• Your assignment
From the records below, find each line with the string "Ctrl" and copy it.

BEGIN Data for review

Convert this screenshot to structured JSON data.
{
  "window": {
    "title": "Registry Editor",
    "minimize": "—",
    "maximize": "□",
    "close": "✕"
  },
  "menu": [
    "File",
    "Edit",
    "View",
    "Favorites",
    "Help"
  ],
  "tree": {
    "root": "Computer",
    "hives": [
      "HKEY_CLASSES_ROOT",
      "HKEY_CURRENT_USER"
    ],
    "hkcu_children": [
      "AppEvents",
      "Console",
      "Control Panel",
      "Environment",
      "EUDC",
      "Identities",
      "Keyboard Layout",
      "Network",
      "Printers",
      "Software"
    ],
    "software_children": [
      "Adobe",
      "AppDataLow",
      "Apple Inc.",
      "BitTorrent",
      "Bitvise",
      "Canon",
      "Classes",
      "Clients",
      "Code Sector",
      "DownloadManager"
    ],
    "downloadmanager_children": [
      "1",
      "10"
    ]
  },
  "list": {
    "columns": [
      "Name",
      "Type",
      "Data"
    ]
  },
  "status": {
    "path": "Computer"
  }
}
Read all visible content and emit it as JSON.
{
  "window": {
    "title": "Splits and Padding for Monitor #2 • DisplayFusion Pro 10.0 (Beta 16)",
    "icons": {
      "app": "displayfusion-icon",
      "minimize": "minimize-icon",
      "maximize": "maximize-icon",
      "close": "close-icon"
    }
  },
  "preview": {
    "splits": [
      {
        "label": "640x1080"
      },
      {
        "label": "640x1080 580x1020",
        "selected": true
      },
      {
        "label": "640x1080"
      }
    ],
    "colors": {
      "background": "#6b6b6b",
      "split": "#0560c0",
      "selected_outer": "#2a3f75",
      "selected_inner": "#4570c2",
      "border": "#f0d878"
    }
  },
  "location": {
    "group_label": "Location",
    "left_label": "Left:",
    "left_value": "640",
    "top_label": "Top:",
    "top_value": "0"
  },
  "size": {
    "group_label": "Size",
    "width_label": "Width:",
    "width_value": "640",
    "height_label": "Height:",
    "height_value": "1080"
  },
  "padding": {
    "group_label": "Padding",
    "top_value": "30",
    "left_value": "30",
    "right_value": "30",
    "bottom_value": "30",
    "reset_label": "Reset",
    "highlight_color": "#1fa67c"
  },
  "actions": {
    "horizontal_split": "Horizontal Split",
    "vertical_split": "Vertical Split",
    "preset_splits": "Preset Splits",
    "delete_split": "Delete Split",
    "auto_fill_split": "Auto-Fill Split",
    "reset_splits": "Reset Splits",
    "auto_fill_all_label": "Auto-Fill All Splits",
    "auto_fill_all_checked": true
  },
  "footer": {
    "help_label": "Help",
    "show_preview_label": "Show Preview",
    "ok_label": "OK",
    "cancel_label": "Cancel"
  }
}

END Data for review
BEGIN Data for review

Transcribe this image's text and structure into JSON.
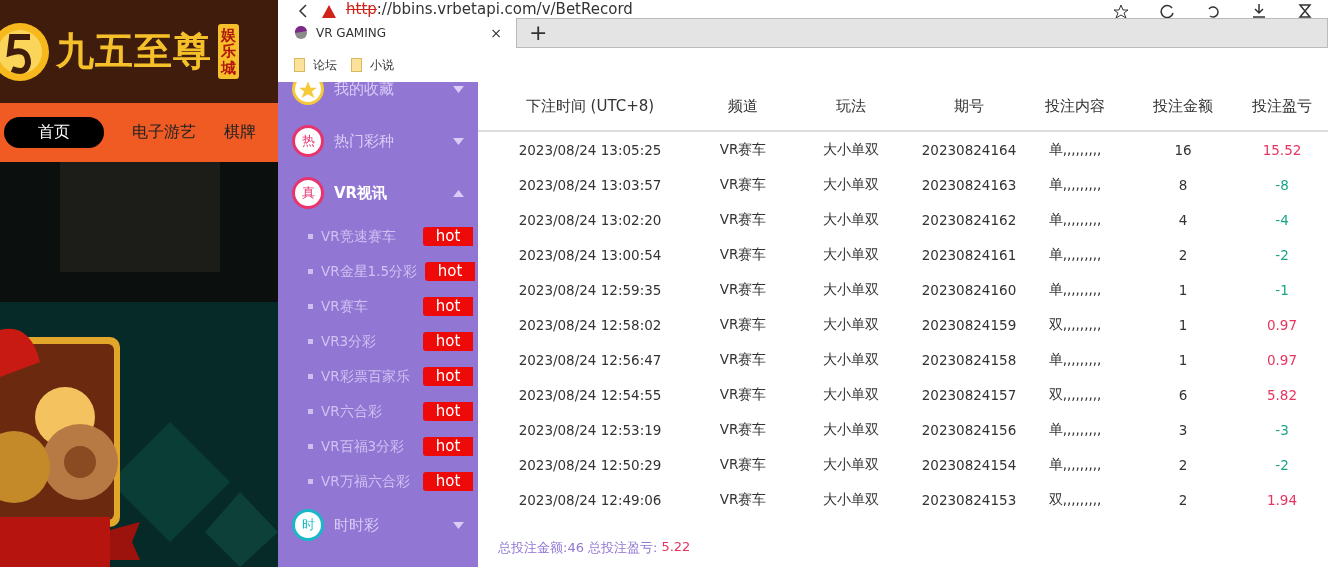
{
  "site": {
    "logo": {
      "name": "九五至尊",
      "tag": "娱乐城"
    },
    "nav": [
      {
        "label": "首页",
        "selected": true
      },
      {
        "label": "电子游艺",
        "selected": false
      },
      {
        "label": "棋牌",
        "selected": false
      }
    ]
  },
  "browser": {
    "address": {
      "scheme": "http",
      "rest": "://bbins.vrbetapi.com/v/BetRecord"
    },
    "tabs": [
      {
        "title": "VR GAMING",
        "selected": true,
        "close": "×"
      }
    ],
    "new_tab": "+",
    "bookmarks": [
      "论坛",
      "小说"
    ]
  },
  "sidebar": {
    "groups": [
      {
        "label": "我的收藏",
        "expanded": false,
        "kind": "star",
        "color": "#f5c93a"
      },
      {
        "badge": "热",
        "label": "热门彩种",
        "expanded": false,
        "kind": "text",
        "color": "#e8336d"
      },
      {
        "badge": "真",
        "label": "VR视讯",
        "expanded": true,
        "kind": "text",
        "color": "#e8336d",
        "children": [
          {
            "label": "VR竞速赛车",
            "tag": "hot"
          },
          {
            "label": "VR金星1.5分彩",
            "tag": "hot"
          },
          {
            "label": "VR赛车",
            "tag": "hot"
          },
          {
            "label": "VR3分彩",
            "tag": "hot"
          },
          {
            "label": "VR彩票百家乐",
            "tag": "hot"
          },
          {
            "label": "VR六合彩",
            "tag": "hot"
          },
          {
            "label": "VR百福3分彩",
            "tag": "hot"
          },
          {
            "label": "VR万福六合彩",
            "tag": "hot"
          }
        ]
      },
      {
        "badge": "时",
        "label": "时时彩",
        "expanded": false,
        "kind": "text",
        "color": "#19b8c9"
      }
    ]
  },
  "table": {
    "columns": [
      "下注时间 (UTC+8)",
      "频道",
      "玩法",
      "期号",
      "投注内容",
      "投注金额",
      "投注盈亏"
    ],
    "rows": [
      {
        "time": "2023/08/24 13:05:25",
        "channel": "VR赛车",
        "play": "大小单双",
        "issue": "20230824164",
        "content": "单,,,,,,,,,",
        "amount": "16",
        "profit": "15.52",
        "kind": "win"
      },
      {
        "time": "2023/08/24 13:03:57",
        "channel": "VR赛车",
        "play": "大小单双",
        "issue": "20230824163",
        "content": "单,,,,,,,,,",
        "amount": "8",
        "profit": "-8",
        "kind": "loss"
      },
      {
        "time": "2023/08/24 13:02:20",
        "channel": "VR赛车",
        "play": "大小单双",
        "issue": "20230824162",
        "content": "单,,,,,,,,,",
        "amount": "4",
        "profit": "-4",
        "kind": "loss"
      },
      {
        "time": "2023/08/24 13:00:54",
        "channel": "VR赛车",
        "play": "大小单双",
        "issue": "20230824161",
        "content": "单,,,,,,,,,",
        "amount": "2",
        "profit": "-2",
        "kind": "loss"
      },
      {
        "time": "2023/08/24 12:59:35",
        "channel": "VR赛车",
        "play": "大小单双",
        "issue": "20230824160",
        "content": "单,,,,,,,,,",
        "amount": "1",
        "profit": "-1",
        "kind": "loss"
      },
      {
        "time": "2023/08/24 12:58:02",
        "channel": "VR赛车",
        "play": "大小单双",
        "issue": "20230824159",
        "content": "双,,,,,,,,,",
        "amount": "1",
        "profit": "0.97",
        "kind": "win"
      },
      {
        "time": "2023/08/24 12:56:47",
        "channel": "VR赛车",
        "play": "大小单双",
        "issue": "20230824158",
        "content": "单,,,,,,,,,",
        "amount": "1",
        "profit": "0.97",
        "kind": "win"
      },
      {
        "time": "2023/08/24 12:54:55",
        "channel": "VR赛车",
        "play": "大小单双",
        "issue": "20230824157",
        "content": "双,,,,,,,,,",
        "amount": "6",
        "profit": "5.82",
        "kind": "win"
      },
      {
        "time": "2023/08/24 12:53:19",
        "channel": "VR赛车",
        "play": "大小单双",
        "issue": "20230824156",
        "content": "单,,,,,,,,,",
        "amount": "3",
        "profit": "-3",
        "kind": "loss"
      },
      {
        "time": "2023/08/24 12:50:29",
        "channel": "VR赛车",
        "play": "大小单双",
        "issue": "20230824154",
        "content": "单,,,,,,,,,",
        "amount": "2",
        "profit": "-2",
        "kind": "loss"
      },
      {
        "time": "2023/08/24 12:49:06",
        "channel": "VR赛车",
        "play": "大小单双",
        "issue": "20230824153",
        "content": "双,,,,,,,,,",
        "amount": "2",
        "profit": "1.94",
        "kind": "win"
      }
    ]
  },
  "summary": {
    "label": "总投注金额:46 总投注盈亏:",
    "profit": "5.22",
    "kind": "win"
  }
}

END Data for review
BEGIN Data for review

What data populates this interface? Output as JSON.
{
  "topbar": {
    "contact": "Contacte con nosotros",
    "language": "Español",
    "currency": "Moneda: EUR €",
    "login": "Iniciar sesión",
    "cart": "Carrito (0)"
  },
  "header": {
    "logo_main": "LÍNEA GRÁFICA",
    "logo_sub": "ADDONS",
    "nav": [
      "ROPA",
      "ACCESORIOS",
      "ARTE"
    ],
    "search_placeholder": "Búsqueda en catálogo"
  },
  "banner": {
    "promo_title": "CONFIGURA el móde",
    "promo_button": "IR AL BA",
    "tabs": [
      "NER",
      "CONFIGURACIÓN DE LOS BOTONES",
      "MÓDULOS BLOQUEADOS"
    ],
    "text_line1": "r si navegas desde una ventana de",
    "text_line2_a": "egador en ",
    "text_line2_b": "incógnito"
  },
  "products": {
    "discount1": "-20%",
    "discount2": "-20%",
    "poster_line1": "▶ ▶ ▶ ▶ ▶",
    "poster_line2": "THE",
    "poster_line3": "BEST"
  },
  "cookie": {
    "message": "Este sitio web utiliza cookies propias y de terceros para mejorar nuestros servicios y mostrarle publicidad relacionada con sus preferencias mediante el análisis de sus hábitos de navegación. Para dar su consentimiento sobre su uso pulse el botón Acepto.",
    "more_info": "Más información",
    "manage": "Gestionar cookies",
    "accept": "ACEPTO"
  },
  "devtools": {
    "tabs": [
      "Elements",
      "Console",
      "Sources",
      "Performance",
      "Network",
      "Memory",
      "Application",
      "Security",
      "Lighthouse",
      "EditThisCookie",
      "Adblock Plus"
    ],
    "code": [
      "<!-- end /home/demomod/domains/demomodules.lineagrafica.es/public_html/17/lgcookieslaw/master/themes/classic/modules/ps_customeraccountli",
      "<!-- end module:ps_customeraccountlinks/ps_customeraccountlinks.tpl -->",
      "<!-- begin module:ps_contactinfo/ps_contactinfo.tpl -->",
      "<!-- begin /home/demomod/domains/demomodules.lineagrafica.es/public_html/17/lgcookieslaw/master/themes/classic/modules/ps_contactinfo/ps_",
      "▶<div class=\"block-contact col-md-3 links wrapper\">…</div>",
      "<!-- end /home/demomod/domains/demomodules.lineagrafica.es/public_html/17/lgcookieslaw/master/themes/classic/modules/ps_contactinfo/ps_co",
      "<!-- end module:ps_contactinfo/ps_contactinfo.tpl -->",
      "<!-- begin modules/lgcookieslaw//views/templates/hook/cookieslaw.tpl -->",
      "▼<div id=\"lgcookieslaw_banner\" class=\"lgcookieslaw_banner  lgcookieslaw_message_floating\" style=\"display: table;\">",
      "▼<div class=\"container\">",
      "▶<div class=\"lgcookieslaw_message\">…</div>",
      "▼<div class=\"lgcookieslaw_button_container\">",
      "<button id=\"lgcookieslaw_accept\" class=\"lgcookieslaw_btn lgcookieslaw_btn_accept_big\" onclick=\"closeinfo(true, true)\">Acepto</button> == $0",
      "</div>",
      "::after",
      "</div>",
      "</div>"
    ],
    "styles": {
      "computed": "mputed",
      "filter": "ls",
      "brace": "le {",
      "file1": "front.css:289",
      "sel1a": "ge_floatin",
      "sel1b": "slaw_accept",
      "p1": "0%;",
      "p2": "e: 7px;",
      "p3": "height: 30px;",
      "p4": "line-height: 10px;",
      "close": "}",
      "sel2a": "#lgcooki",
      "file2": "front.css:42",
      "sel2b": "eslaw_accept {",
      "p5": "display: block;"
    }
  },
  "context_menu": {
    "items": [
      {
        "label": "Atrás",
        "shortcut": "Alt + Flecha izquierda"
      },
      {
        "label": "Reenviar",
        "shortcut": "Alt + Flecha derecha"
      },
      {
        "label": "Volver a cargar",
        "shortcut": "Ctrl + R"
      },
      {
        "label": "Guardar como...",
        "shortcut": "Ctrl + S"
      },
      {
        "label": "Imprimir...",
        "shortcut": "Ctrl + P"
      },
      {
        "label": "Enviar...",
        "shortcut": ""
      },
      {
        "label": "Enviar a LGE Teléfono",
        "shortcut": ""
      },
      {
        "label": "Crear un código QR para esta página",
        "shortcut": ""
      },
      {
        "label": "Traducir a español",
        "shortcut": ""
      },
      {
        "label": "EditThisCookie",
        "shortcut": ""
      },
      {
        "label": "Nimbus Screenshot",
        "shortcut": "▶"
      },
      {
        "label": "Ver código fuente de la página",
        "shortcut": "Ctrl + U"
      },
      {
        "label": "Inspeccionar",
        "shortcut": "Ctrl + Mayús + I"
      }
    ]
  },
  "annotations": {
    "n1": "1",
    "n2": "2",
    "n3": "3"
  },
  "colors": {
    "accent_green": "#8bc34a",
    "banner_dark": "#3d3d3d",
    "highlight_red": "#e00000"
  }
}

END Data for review

• Solved exercise
        "shortcut": "Ctrl + R"
        "shortcut": "Ctrl + S"
        "shortcut": "Ctrl + P"
        "shortcut": "Ctrl + U"
        "shortcut": "Ctrl + Mayús + I"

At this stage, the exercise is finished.